▸ **Problem details**:
Go through the data that follows and restate each line exactly as it reads.

▸ **Records provided**:

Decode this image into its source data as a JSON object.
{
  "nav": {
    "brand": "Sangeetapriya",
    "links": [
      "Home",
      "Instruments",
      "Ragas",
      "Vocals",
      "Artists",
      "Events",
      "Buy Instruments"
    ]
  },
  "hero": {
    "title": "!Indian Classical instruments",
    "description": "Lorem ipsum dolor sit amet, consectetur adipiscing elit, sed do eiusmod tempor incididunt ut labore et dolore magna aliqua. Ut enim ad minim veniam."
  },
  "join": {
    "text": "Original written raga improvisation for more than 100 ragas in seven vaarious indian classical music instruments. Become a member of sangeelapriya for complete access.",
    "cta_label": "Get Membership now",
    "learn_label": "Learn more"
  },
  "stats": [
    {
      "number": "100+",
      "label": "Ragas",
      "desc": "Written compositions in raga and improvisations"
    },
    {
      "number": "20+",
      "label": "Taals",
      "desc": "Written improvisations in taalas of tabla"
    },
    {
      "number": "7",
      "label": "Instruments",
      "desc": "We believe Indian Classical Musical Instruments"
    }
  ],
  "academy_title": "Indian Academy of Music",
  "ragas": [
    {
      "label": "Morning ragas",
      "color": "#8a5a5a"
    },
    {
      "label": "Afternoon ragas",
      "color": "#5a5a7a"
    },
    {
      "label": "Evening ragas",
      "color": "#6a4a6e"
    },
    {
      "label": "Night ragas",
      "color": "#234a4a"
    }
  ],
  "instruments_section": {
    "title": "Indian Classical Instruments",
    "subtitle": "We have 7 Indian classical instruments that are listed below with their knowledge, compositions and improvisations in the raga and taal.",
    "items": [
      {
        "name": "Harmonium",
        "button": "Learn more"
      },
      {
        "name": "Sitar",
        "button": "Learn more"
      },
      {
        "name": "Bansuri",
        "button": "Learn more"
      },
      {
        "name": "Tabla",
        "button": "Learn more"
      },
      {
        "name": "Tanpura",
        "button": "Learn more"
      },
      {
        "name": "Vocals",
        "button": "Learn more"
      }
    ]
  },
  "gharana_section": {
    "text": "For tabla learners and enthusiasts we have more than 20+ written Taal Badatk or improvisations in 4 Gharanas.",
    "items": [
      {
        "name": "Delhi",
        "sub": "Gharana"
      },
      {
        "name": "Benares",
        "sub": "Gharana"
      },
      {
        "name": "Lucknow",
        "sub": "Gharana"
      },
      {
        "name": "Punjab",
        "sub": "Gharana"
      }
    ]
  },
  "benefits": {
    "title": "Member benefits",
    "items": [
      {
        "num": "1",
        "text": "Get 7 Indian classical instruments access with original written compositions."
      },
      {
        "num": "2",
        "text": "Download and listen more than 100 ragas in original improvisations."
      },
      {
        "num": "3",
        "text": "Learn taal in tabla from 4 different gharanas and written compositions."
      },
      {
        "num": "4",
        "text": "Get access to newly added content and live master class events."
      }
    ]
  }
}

▸ **Worked solution**:
Decode this image into its source data as a JSON object.
{
  "nav": {
    "brand": "Sangeetapriya",
    "links": [
      "Home",
      "Instruments",
      "Ragas",
      "Vocals",
      "Artists",
      "Events",
      "Buy Instruments"
    ]
  },
  "hero": {
    "title": "!Indian Classical instruments",
    "description": "Lorem ipsum dolor sit amet, consectetur adipiscing elit, sed do eiusmod tempor incididunt ut labore et dolore magna aliqua. Ut enim ad minim veniam."
  },
  "join": {
    "text": "Original written raga improvisation for more than 100 ragas in seven vaarious indian classical music instruments. Become a member of sangeelapriya for complete access.",
    "cta_label": "Get Membership now",
    "learn_label": "Learn more"
  },
  "stats": [
    {
      "number": "100+",
      "label": "Ragas",
      "desc": "Written compositions in raga and improvisations"
    },
    {
      "number": "20+",
      "label": "Taals",
      "desc": "Written improvisations in taalas of tabla"
    },
    {
      "number": "7",
      "label": "Instruments",
      "desc": "We believe Indian Classical Musical Instruments"
    }
  ],
  "academy_title": "Indian Academy of Music",
  "ragas": [
    {
      "label": "Morning ragas",
      "color": "#8a5a5a"
    },
    {
      "label": "Afternoon ragas",
      "color": "#5a5a7a"
    },
    {
      "label": "Evening ragas",
      "color": "#6a4a6e"
    },
    {
      "label": "Night ragas",
      "color": "#234a4a"
    }
  ],
  "instruments_section": {
    "title": "Indian Classical Instruments",
    "subtitle": "We have 7 Indian classical instruments that are listed below with their knowledge, compositions and improvisations in the raga and taal.",
    "items": [
      {
        "name": "Harmonium",
        "button": "Learn more"
      },
      {
        "name": "Sitar",
        "button": "Learn more"
      },
      {
        "name": "Bansuri",
        "button": "Learn more"
      },
      {
        "name": "Tabla",
        "button": "Learn more"
      },
      {
        "name": "Tanpura",
        "button": "Learn more"
      },
      {
        "name": "Vocals",
        "button": "Learn more"
      }
    ]
  },
  "gharana_section": {
    "text": "For tabla learners and enthusiasts we have more than 20+ written Taal Badatk or improvisations in 4 Gharanas.",
    "items": [
      {
        "name": "Delhi",
        "sub": "Gharana"
      },
      {
        "name": "Benares",
        "sub": "Gharana"
      },
      {
        "name": "Lucknow",
        "sub": "Gharana"
      },
      {
        "name": "Punjab",
        "sub": "Gharana"
      }
    ]
  },
  "benefits": {
    "title": "Member benefits",
    "items": [
      {
        "num": "1",
        "text": "Get 7 Indian classical instruments access with original written compositions."
      },
      {
        "num": "2",
        "text": "Download and listen more than 100 ragas in original improvisations."
      },
      {
        "num": "3",
        "text": "Learn taal in tabla from 4 different gharanas and written compositions."
      },
      {
        "num": "4",
        "text": "Get access to newly added content and live master class events."
      }
    ]
  }
}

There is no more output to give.